December 10, 2019 | Permalink | Comments (0)


ABSTRACT: In recent years, buzz terms such as “geo-blocking”, “online content portability”, and “digital copyright” have been making rounds in EU policy circles. This is largely attributed to the “Digital Single Market Strategy”, an ambitious reform the objective of which is to ensure seamless cross-border access to online services. Pursuit of this objective appears to be largely driven by the assumption that limiting the exclusivity of copyright would stimulate intra-Union competition in content markets. Against the background of EU competence limitations in the field of copyright and the increasing popularity of global U.S. firms in European audiovisual markets, this paper argues that EU Competition Law has vainly been instrumentalized to complete a single market for content. More particularly, based on legal and policy developments, which appear to challenge widespread licensing practices, sector-specific economics, and the case law that sets the conditions under which competition enforcement may introduce limits to copyright protection, this study develops the following twofold argument: in an attempt to create a single market for copyright-protected broadcast content, the EU has stretched the boundaries of competition law in an excessive manner and such unjustified interference with copyright is simply inadequate to promote competition and market integration.

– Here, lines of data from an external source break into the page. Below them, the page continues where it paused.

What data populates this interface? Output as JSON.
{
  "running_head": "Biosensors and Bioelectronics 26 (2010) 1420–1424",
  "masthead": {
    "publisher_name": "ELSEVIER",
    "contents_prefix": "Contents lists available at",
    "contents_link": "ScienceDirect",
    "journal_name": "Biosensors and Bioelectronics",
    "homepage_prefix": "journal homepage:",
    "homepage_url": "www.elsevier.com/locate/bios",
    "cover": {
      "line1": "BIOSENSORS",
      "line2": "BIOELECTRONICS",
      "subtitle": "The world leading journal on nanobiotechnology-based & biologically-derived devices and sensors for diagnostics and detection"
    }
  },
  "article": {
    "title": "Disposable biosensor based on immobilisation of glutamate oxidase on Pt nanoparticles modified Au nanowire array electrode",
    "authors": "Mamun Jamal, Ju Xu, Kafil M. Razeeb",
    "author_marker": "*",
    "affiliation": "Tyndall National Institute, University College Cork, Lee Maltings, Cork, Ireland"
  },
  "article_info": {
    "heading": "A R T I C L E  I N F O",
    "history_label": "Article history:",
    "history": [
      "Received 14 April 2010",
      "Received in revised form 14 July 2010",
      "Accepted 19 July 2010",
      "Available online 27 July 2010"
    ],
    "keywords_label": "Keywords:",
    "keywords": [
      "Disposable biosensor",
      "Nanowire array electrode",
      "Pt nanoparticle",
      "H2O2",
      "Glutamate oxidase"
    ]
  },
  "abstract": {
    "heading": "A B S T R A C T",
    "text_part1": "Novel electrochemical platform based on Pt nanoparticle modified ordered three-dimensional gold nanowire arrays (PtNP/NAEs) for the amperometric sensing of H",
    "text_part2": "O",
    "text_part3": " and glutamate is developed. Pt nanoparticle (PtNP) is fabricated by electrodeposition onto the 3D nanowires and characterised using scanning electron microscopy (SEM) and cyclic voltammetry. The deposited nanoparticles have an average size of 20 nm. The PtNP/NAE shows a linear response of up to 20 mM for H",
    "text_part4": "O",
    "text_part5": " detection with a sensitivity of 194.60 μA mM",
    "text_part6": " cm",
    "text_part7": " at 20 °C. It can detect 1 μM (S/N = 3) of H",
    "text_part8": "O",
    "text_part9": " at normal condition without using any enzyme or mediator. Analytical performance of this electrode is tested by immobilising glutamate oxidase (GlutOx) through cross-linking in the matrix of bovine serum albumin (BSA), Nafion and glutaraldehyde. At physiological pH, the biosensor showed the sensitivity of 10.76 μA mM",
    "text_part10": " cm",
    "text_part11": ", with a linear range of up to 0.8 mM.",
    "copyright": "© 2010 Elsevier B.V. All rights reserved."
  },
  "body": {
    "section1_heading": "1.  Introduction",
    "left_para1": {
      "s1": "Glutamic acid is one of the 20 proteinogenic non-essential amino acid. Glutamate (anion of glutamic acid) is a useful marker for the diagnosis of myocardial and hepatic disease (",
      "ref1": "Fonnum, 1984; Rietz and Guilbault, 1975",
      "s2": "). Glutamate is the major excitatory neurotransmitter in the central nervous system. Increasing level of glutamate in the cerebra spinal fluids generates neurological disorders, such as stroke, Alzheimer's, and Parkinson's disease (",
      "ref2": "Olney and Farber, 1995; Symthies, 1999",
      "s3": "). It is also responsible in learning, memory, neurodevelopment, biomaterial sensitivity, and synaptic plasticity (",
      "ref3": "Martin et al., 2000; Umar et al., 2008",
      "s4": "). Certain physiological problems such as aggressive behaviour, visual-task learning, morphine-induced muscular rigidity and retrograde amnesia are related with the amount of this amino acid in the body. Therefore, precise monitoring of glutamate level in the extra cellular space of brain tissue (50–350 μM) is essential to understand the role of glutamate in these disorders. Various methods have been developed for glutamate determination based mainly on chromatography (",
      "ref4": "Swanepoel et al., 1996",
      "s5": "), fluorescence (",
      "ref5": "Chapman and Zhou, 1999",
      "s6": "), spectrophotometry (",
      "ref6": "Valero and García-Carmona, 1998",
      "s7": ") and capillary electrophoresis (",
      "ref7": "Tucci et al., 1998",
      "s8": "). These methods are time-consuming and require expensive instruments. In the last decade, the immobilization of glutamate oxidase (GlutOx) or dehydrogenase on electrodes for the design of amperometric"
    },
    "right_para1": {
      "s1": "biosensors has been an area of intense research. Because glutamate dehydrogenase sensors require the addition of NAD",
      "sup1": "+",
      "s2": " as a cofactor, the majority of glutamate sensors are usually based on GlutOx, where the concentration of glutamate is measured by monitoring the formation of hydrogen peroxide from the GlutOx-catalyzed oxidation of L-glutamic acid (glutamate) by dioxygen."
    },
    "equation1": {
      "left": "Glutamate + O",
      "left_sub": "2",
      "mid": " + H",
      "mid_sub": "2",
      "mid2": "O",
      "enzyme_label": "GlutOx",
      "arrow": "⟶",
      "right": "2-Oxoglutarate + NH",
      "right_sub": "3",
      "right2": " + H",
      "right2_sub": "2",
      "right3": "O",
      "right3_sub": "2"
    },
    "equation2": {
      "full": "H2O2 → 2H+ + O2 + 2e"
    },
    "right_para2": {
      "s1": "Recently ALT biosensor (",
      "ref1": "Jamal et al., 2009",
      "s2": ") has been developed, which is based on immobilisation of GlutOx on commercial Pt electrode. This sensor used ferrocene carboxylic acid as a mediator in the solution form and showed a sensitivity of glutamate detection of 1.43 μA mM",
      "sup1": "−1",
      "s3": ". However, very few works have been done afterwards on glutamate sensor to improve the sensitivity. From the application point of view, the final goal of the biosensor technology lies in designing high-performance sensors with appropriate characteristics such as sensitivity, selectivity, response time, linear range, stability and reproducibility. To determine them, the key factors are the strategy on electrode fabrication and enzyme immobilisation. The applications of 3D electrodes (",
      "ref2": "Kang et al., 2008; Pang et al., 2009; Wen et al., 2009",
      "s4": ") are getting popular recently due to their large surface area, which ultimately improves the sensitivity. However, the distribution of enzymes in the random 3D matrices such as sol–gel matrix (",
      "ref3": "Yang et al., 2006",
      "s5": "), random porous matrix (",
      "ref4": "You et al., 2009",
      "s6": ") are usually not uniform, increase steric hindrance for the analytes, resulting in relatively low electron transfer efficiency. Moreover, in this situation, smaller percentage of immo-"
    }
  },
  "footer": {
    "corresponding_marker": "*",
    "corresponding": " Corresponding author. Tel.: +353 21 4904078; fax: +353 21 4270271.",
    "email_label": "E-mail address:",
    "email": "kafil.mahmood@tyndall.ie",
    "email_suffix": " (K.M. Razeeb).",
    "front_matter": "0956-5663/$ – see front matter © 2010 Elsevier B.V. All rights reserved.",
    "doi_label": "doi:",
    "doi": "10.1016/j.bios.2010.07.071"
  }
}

December 10, 2019 | Permalink | Comments (0)

Monday, December 9, 2019

Antitrust Enforcement and Privacy Standards

Renato Nazzini, King's College London – The Dickson Poon School of Law addresses Antitrust Enforcement and Privacy Standards.

ABSTRACT: The current prominence of digital platforms that compete for customers’ attention by offering them free services and generate revenue by monetising the data obtained from customers on different markets, for example on online advertising markets, has brought to the forefront of the antitrust debate the question as to whether privacy standards are a parameter of antitrust enforcement. This paper asks what role, if any, the standard of privacy protection offered by online platforms to consumers plays in antitrust enforcement.

December 9, 2019 | Permalink | Comments (0)